* Assignment:
Set the records down again exactly, apart from any pictures in them.

* Data provided:
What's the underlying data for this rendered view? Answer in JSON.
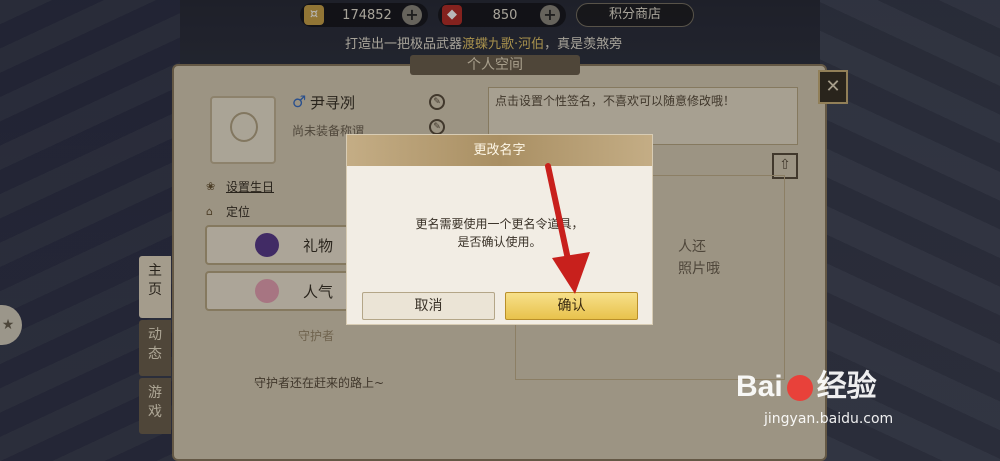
{
  "topbar": {
    "gold_amount": "174852",
    "gem_amount": "850",
    "plus": "+",
    "shop_label": "积分商店"
  },
  "marquee": {
    "prefix": "打造出一把极品武器",
    "highlight": "渡蝶九歌·河伯",
    "suffix": "，真是羡煞旁"
  },
  "panel": {
    "title": "个人空间",
    "close": "✕"
  },
  "profile": {
    "gender_symbol": "♂",
    "name": "尹寻冽",
    "sub_status": "尚未装备称谓",
    "set_birthday": "设置生日",
    "location": "定位"
  },
  "actions": {
    "gift": "礼物",
    "popularity": "人气"
  },
  "guardian": {
    "title": "守护者",
    "empty_text": "守护者还在赶来的路上~"
  },
  "signature": {
    "placeholder": "点击设置个性签名，不喜欢可以随意修改哦！"
  },
  "photo": {
    "line1": "人还",
    "line2": "照片哦"
  },
  "vtabs": [
    {
      "label": "主\n页"
    },
    {
      "label": "动\n态"
    },
    {
      "label": "游\n戏"
    }
  ],
  "modal": {
    "title": "更改名字",
    "message_line1": "更名需要使用一个更名令道具，",
    "message_line2": "是否确认使用。",
    "cancel": "取消",
    "confirm": "确认"
  },
  "watermark": {
    "brand_left": "Bai",
    "brand_right": "经验",
    "url": "jingyan.baidu.com"
  },
  "colors": {
    "arrow": "#c8201c",
    "confirm_button": "#f0d060",
    "panel_bg": "#d9cdb6"
  }
}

* Task output:
What's the underlying data for this rendered view? Answer in JSON.
{
  "topbar": {
    "gold_amount": "174852",
    "gem_amount": "850",
    "plus": "+",
    "shop_label": "积分商店"
  },
  "marquee": {
    "prefix": "打造出一把极品武器",
    "highlight": "渡蝶九歌·河伯",
    "suffix": "，真是羡煞旁"
  },
  "panel": {
    "title": "个人空间",
    "close": "✕"
  },
  "profile": {
    "gender_symbol": "♂",
    "name": "尹寻冽",
    "sub_status": "尚未装备称谓",
    "set_birthday": "设置生日",
    "location": "定位"
  },
  "actions": {
    "gift": "礼物",
    "popularity": "人气"
  },
  "guardian": {
    "title": "守护者",
    "empty_text": "守护者还在赶来的路上~"
  },
  "signature": {
    "placeholder": "点击设置个性签名，不喜欢可以随意修改哦！"
  },
  "photo": {
    "line1": "人还",
    "line2": "照片哦"
  },
  "vtabs": [
    {
      "label": "主\n页"
    },
    {
      "label": "动\n态"
    },
    {
      "label": "游\n戏"
    }
  ],
  "modal": {
    "title": "更改名字",
    "message_line1": "更名需要使用一个更名令道具，",
    "message_line2": "是否确认使用。",
    "cancel": "取消",
    "confirm": "确认"
  },
  "watermark": {
    "brand_left": "Bai",
    "brand_right": "经验",
    "url": "jingyan.baidu.com"
  },
  "colors": {
    "arrow": "#c8201c",
    "confirm_button": "#f0d060",
    "panel_bg": "#d9cdb6"
  }
}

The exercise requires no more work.